This is when the doubts start to creep in. This is when you start doing things you shouldn't do during a taper. You start pushing harder to make sure you eek out every bit of speed for the race, or you do that "one last" track workout or long ride "just to be sure" your fitness is OK. Problem is, in the final weeks those workouts are the ones that can cripple your ultimate performance.
If the work hasn't been done before tapering begins, then it's too late. If you're still under trained - due to recent sickness, injury, laziness, etc, - still, the only way you're going to get your body totally prepared is by tapering and not by working harder.
I suggest a 2-week taper for Olympic distance triathlons and 40k TT's on the bike, or 10k runs. For marathons, Ironmans and ultra-cycling events, I give my athletes a month-long taper. Weekly volume tapers off dramatically, and the intensity of the hard workouts stays high though the volume of hard work done also decreases. During this decrease in overall work the body takes less time to recover from workouts and, thus, is able to top off its energy systems stores - something it can't usually do during hard bouts of traning.
Finally, don't misinterpret the "mid-taper blues", a period of time where you can feel sluggish. Its very common to the taper process. Your body has been used to getting hammered and all of a sudden you're being nice to it. It takes a while fo the the body to adapt and round the corner. If you encounter the blues, don't panic. You'll rebound quickly. When you do, you should be feeling more energetic stronger, faster and confident.
Cutting down on duration, amount of intensity and, possibly, the number of weekly workouts is the way to maximize the taper process. Doing that last hard/long workout just to be sure your fitness is OK, is not the way to ensure great results.
Now, some coaches will state the opposite. Their premise is that the more intensely you train (i.e., the higher the HR you sustain during your training), the more time you need to recover so you can peak for an event. False, I say.
Intense training makes you fast. Yes, added rest will allow you to be more "sharp" and, thus quicker. But if you rest too much, you'll lose fitness and be flat; or, you'll be sharp but unable to sustain your newfound speed because you've slacked off the most important aspect of your training -- endurance. Make no mistake, even at the Olympic Distance, triathletes are endurance athletes not speed freaks.

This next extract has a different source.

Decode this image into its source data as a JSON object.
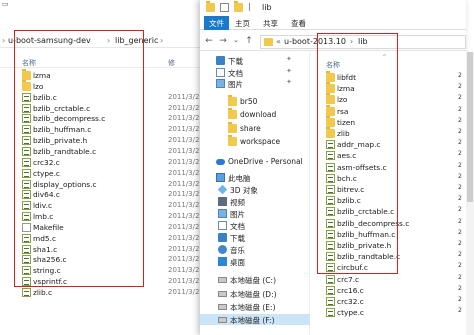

Before you think that a month-long taper for a 70.3 or 140.6 is crazy, hear me out. What's crazy to me is "Triathlete" magazine publishing an article from a well-known coach on "13 weeks to a respectable Ironman", where in this article the coach suggests an athlete complete his/her longest run only 2 weeks before the main event, in excess of 3 hours. In my mind, this approach will not lead to the best performance an athlete can demonstrate.
Long hours of training, in any discipline, pounds the body. You may be more sore or tired immediately following a hard interval workout, but the repercussions of a long-distance workout last far beyond the effects of an interval workout. For example, the rule of thumb for recovering from a hard run is "Avoid hard running for the same number of days as miles you ran in the race". So, after a 5k, you would wait 3 days before running hard again; for a marathon, it would be close to a month.
Thus, I have my ultra athletes complete their longest week of training 4 weeks out from their main event. From there, each week (and each long workout) drops 20-25% until the final 2 weeks are pretty minimal in duration. To counteract the drop in volume, the athletes complete intervals at a slightly higher rate of exertion than is typical for their training.
However, this is counterbalanced with a higher work/rest ratio, which leaves the athletes fresher for each repeat, as well as fresher at the end of the workout.
The best thing you can do for yourself in the final weeks leading up to a major competition is to rest and relax. This doesn't mean "kick back in a chair" but rather significantly cut your volume and slightly increase the intensity of your hard workouts (as they get shorter as well). If you've put the work in and have been honest with your efforts, you'll hit the starting line ready to turn in your best performance to date.